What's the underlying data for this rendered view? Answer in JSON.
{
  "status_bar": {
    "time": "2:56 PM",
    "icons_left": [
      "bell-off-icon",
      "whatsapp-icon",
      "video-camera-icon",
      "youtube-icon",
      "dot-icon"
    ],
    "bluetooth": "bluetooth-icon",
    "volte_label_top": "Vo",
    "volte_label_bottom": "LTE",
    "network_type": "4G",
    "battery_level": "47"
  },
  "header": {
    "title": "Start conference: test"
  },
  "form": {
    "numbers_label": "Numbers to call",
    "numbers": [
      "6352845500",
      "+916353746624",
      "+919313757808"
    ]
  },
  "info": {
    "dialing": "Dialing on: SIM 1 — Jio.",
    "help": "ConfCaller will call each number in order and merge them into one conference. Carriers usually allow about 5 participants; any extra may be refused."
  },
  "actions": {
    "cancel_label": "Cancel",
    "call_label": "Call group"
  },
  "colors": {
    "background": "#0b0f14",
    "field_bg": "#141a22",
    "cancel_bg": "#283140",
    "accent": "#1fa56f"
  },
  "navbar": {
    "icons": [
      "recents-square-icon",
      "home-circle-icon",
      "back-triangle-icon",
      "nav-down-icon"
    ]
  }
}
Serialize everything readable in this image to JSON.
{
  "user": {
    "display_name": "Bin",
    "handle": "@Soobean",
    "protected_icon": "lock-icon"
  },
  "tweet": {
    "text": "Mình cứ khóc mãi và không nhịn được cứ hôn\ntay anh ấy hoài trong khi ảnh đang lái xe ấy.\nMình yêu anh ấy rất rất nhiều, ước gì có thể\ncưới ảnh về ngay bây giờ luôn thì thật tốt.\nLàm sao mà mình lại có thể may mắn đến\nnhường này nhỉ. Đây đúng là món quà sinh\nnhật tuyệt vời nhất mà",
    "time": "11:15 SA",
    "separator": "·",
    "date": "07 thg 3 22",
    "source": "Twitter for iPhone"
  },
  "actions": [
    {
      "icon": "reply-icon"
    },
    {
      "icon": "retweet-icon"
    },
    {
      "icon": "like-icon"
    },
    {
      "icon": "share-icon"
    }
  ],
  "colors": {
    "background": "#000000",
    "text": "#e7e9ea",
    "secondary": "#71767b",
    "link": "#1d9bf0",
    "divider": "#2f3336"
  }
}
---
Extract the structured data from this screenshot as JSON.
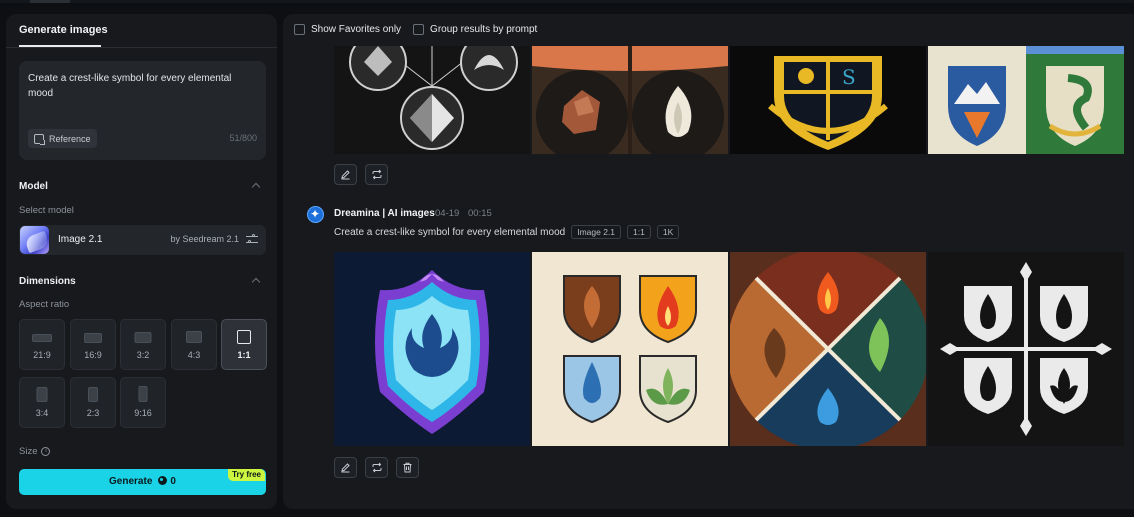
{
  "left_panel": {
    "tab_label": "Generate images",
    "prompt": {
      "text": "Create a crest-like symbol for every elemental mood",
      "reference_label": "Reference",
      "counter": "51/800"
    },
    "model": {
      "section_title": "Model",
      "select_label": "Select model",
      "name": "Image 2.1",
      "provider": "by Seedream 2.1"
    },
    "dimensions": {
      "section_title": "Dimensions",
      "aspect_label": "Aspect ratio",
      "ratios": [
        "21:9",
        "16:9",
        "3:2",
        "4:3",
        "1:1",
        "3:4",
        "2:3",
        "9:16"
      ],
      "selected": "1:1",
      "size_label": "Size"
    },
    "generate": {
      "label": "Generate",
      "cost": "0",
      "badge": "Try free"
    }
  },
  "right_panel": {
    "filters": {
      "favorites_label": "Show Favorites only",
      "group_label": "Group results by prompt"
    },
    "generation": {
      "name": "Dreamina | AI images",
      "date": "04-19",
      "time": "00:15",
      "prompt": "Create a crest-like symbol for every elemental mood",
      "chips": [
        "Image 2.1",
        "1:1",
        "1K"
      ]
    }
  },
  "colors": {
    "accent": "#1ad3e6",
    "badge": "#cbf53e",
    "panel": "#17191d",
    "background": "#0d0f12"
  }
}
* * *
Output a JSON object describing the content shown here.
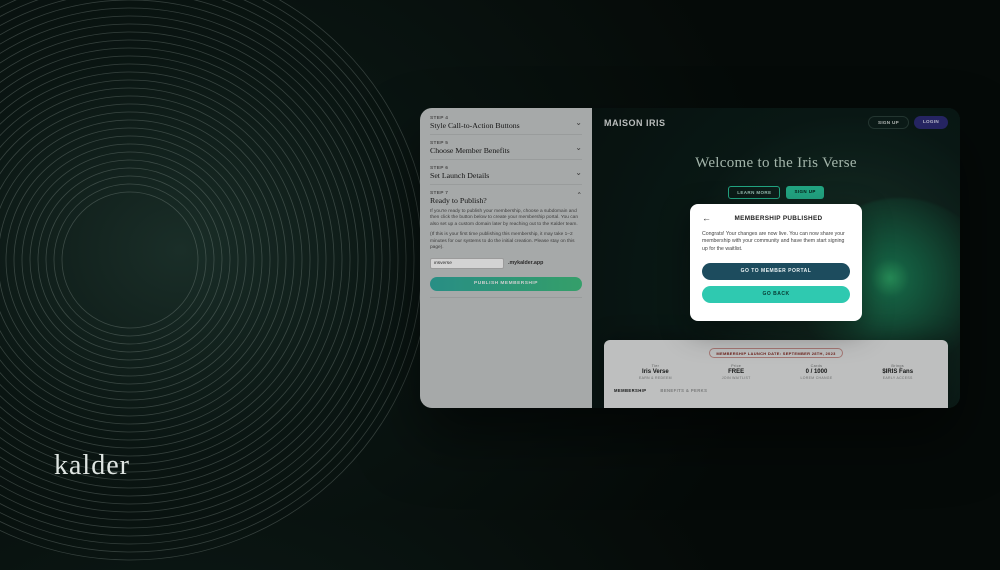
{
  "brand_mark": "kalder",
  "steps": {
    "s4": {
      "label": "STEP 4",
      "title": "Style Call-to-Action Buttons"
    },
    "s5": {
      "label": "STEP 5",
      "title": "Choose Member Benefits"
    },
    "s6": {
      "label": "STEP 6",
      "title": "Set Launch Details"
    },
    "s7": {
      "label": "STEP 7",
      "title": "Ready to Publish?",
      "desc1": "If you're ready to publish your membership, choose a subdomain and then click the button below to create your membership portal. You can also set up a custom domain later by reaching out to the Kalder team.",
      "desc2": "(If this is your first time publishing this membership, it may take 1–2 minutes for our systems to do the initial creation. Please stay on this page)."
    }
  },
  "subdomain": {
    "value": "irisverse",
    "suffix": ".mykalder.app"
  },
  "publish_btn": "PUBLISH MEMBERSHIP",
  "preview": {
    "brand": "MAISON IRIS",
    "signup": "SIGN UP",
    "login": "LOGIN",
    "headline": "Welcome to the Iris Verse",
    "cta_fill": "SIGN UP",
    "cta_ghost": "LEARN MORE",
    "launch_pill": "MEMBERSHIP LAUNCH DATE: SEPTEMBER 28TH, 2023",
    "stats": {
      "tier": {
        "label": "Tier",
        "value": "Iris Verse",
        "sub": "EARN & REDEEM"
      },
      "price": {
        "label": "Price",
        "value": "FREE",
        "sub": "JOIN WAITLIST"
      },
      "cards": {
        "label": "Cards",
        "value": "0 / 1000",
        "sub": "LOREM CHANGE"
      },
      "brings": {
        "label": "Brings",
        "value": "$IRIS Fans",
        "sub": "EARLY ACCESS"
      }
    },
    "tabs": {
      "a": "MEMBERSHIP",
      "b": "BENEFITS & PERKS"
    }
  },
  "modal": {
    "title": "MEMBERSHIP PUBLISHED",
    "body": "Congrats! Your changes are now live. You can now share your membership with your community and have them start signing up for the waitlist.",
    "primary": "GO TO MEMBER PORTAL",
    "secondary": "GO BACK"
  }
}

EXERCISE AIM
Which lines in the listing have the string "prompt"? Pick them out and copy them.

ANSWER TO THIS TASK
    "prompt": {
      "group_label": "Group results by prompt"
      "prompt": "Create a crest-like symbol for every elemental mood",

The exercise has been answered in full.